Volunteer DBS Checks: Everything You Need to Know

Volunteers are invaluable for organisations across the country, and many of them wouldn’t be able to do the wonderful work they do without volunteer DBS Checks.

We’re currently in the middle of Volunteers’ Week, and it’s got us thinking about the incredible contribution volunteers make.

We often get asked about how volunteer DBS Checks work, so we thought we’d put together this blog to answer your questions.

volunteer dbs checks

What is Volunteers’ Week?


Before we launch into the nitty gritty of volunteer DBS Checks, let’s talk about Volunteers’ Week.

Volunteers’ Week is an annual celebration of volunteering, and an opportunity to say thank you for the fantastic work volunteers do.

The campaign is led by NCVO (The National Council for Voluntary Organisations) and takes place from 1-7 June each year. During the week, hundreds of celebrations and events happen all over the country to recognise the essential contribution volunteers make to the UK.


What are volunteer DBS Checks?


Applicants for volunteer DBS Checks go through the same checking process as applicants for non-volunteer DBS Checks.

However, the DBS does not charge for volunteer DBS Checks – although umbrella bodies usually charge an administration fee to process the check (in our case, it’s £22).

Volunteer DBS Checks are only available for Standard and Enhanced Disclosures – there is no volunteer option for Basic DBS Checks.


Who can have volunteer DBS Checks?


There are specific requirements that an applicant must meet to be eligible for a volunteer DBS Check.

Their volunteer role must meet the DBS definition of a volunteer:

‘A person engaged in an activity which involves spending time, unpaid (except for travel and other approved out-of-pocket expenses), doing something which aims to benefit some third party other than, or in addition to, a close relative.’

They must not:

  • Benefit financially from the position
  • Receive payment (except for travel and other approved out-of-pocket expenses)
  • Be in a trainee position, or doing a course that will lead to full-time employment or a qualification
  • Be on a work placement
  • Be a paid foster carer, or a member of a foster carer’s household

To put this into practice:

  • A student nurse on a placement would not qualify for a volunteer DBS Check as their experience is going towards their course
  • An adoptive parent would qualify for a volunteer DBS Check, but a foster carer wouldn’t – this is because one is an unpaid position while the other receives payment
  • An example of a role that would qualify for a volunteer DBS Check would be a parent helper in the school or scouts, as this position is unpaid and benefits a third party


Applying for volunteer DBS Checks: A step-by-step guide


Are you taking on a volunteer?
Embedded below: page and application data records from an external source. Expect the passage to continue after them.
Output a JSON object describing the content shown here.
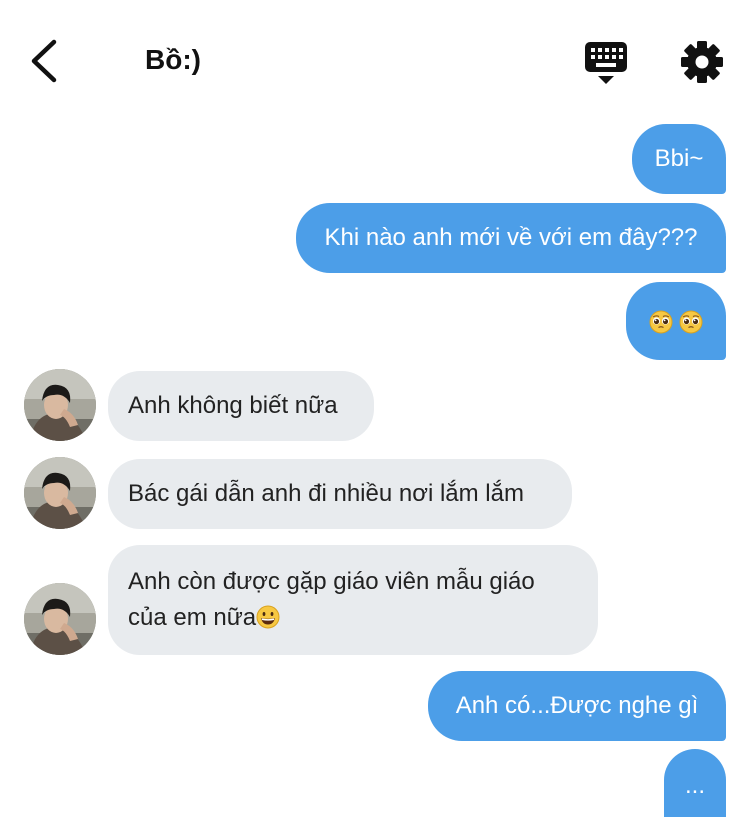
{
  "header": {
    "title": "Bồ:)",
    "back_icon": "chevron-left-icon",
    "keyboard_icon": "keyboard-icon",
    "settings_icon": "gear-icon"
  },
  "colors": {
    "outgoing_bubble": "#4c9ee8",
    "incoming_bubble": "#e8ebee",
    "background": "#ffffff"
  },
  "messages": [
    {
      "direction": "out",
      "text": "Bbi~"
    },
    {
      "direction": "out",
      "text": "Khi nào anh mới về với em đây???"
    },
    {
      "direction": "out",
      "text": "",
      "emoji": [
        "pleading-face",
        "pleading-face"
      ]
    },
    {
      "direction": "in",
      "text": "Anh không biết nữa"
    },
    {
      "direction": "in",
      "text": "Bác gái dẫn anh đi nhiều nơi lắm lắm"
    },
    {
      "direction": "in",
      "lines": [
        "Anh còn được gặp giáo viên mẫu giáo",
        "của em nữa"
      ],
      "emoji": [
        "grinning-face"
      ]
    },
    {
      "direction": "out",
      "text": "Anh có...Được nghe gì"
    },
    {
      "direction": "out",
      "text": "..."
    }
  ]
}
Here’s a step-by-step guide to applying for a volunteer DBS Check:


  • Step 1: Ascertain whether the applicant’s role is eligible for a Standard or Enhanced DBS Check. Use the DBS eligibility guidance to help you.
  • Step 2: If the role is eligible, establish whether it meets the DBS definition of a volunteer (see above).
  • Step 3: If the applicant meets the definition, complete and submit their application in the usual way – ensuring that you select the ‘Volunteer’ status.


Any more questions about volunteer DBS Checks?


Our friendly team is always happy to help with any queries you have, so if you want to know anything else about volunteer DBS Checks then get in touch with us today.

Happy Volunteers’ Week everyone!